That is what DaimlerChrysler now plans to do with the Smart two-seater in the U.S. market. It is going to make the car a bit larger but do nothing to destroy its urban funkiness. It will meet all existing U.S. safety and tailpipe emissions rules, of course; and, yes, adhering to those tougher standards will mean an increase in price.
But the Smart City Coupe and its mini-two-seater siblings now have something going for them that they did not have before -- an American reality check on spending at the gas pump.

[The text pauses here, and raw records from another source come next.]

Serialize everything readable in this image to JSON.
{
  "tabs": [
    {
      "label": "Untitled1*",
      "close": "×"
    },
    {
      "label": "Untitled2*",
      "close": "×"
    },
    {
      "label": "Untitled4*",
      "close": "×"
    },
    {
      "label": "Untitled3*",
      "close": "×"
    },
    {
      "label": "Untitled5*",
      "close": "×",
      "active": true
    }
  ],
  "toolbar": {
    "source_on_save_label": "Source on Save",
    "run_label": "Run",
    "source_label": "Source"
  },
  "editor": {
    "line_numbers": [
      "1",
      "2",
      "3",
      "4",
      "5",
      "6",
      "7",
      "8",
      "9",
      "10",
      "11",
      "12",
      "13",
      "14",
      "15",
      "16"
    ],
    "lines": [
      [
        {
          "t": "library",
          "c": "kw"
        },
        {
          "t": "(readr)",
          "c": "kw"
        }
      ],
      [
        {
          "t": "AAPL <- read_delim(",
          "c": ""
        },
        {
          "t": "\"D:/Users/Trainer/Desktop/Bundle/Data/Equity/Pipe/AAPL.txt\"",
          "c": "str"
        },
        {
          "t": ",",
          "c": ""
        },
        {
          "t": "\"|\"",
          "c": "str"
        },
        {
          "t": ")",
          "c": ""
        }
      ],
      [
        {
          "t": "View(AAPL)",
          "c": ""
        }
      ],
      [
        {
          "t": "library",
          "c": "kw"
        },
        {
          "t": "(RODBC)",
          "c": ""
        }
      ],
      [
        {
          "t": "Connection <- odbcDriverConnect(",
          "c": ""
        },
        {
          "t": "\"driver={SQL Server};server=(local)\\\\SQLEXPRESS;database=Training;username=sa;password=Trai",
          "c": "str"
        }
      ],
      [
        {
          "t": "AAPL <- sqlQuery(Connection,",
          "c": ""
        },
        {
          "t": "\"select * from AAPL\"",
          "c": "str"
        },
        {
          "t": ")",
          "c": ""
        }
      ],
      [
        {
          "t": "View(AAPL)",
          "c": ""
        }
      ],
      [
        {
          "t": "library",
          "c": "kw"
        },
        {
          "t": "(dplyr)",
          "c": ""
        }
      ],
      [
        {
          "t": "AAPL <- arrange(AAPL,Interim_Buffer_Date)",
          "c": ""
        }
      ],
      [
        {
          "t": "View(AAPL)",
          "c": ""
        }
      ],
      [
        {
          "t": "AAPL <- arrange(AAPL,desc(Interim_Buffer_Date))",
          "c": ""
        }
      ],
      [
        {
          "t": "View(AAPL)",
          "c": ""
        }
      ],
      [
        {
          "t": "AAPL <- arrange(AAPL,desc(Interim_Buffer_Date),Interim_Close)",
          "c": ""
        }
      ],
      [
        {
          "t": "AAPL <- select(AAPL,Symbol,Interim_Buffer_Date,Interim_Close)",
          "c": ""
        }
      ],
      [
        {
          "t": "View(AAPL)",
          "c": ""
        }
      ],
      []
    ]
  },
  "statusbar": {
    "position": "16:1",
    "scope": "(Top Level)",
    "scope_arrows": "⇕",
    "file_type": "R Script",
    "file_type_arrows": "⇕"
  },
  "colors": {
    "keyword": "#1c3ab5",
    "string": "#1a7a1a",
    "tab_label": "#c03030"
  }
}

Growing world oil demand and consumption mean we can say goodbye to the days of dirt-cheap gasoline here.
According to recent research by the editors of Kelley Blue Book, an internationally recognized vehicle product and market research journal, some Americans are beginning to respond to that changing reality.
"Over the last five months [ended March 16, 2005], we have seen a slow and steady decline in large SUV consideration," said Rick Wainschel, KBB vice president of marketing research. "Shoppers have been telling us that even small increases in gas prices will lead them to consider more fuel-efficient models."